When I purchased my Iwata Eclipse airbrush the compressor I bought for use with it came equipped with a built-in moisture trap. The moisture trap is a necessity with any airbrush that is being used for things other than very small jobs such as a quick bit of paint on a small model piece that doesn't require the compressor to run for long.
Under cool and non-humid conditions a moisture trap isn't an absolute necessity and there are a number of airbrush artists that don't run with one at all but unless you like to play 'cleanup' and repair those situations where you ended up with water in the air hose and it unfairly splattered onto your work leaving you with more water than paint? I'd recommended that at the very least you consider purchasing an airline moisture trap such as the Iwata-Medea Pistol Grip trap.
I'm currently working on a portrait of a rare white lion...she is a beautiful creature and I've been quite pleased with how the portrait has been coming along. I've actually found myself staring at her, even though she's still at the early stages of completion, and I just can't wait for her to be completed!
A few weeks ago I moved my studio into our garage and after getting everything exactly the way I wanted it, I sat down to do some work. The weather was growing more humid by the second with thunderclouds rolling in and I figured it was a great place to be on a rainy day.
Not even two minutes into my session I knew I was going to have big problems. Splattt!!! Water streamed onto the canvas, all over the eye that I had just been working on! Until that had happened, the eyes were coming along incredibly well....giving my lady some much needed character at that level. Now, and according to my husband, my rare beauty looked as though she was starting an 'eye infection!'
I turned the compressor off and looked at the built in moisture cup which was heavy with condensation! This wasn't going to work out very well if indeed my built in moisture trap was working properly. Quickly I grabbed the Iwata-Medea Pistol Grip moisture trap that had been included as an extra with my compressor. It was a quick matter of unscrewing my air hose at the airbrush connection and attaching the pistol connection in between the airbrush and the hose. Turning the air on all was well. The second I pushed down the airbrush trigger however the plastic portion of the trap flew across the room leaving me with no air and no secondary moisture trap! For some reason the moisture trap had simply broken apart unable to hold together under the build up of air pressure.
I gathered up the pieces, the plastic is pretty tough and thankfully hadn't shattered, and tried to put it back together again. Again, adding air ripped it apart and it was obvious that I wasn't going to be getting anymore work done that day.

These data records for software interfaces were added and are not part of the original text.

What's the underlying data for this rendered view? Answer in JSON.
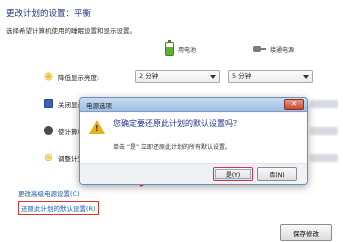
{
  "page": {
    "title": "更改计划的设置：平衡",
    "subtitle": "选择希望计算机使用的睡眠设置和显示设置。"
  },
  "columns": {
    "battery_label": "用电池",
    "plugged_label": "接通电源"
  },
  "rows": [
    {
      "label": "降低显示亮度:",
      "battery_value": "2 分钟",
      "plugged_value": "5 分钟"
    },
    {
      "label": "关闭显示器:",
      "battery_value": "",
      "plugged_value": ""
    },
    {
      "label": "使计算机进入",
      "battery_value": "",
      "plugged_value": ""
    },
    {
      "label": "调整计划亮度",
      "battery_value": "",
      "plugged_value": ""
    }
  ],
  "links": {
    "advanced": "更改高级电源设置(C)",
    "restore_defaults": "还原此计划的默认设置(R)"
  },
  "footer": {
    "save_label": "保存修改"
  },
  "dialog": {
    "title": "电源选项",
    "close_label": "✕",
    "question": "您确定要还原此计划的默认设置吗？",
    "description": "单击 “是” 立即还原此计划的所有默认设置。",
    "yes_label": "是(Y)",
    "no_label": "否(N)"
  },
  "colors": {
    "heading": "#1e3287",
    "highlight_red": "#e03030",
    "link": "#1a5aa0"
  }
}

A few days later, with less humidity in the air I tried the trap again...again the same result. I contacted the store I had purchased the compressor from, explained the problem and they quickly gave me the number to Iwata-Medea so that I could request a replacement. To say that Iwata-Medea is an awesome Company to deal with just doesn't seem to do them justice.
Without any hesitation, they asked for my mailing address and promised to send a replacement moisture trap in the next day's mail. They also couldn't seem to apologize enough. When the trap arrived along with a hand written note from the representative I'd spoken with, again expressing her profound apologies, I eagerly secured it to my airbrush and gingerly turned on the air. No problems! It worked perfectly.
The secondary Pistol grip moisture trap works well and seems to take care of just that little bit of residual moisture that my compressor trap isn't able to capture. So far, despite the fact that I have been working in higher humidity conditions thanks to the almost daily level of rainfall we've been getting, I haven't had any further problems with moisture ruining my work again.
I'd recommend this pistol grip moisture trap to anyone who believes that a secondary line of moisture trap defence is necessary. Under normal situations an on board compressor moisture trap may be enough but this pistol trap is easily removed which in my opinion makes it a reasonable solution to ensuring that water doesn't cause problems. It isn't mandatory but in my case, it's something I'm willing to have as a backup and as long as it continues to work as it should and I have no further issues with it blowing apart as the first one did...I'll keep using it.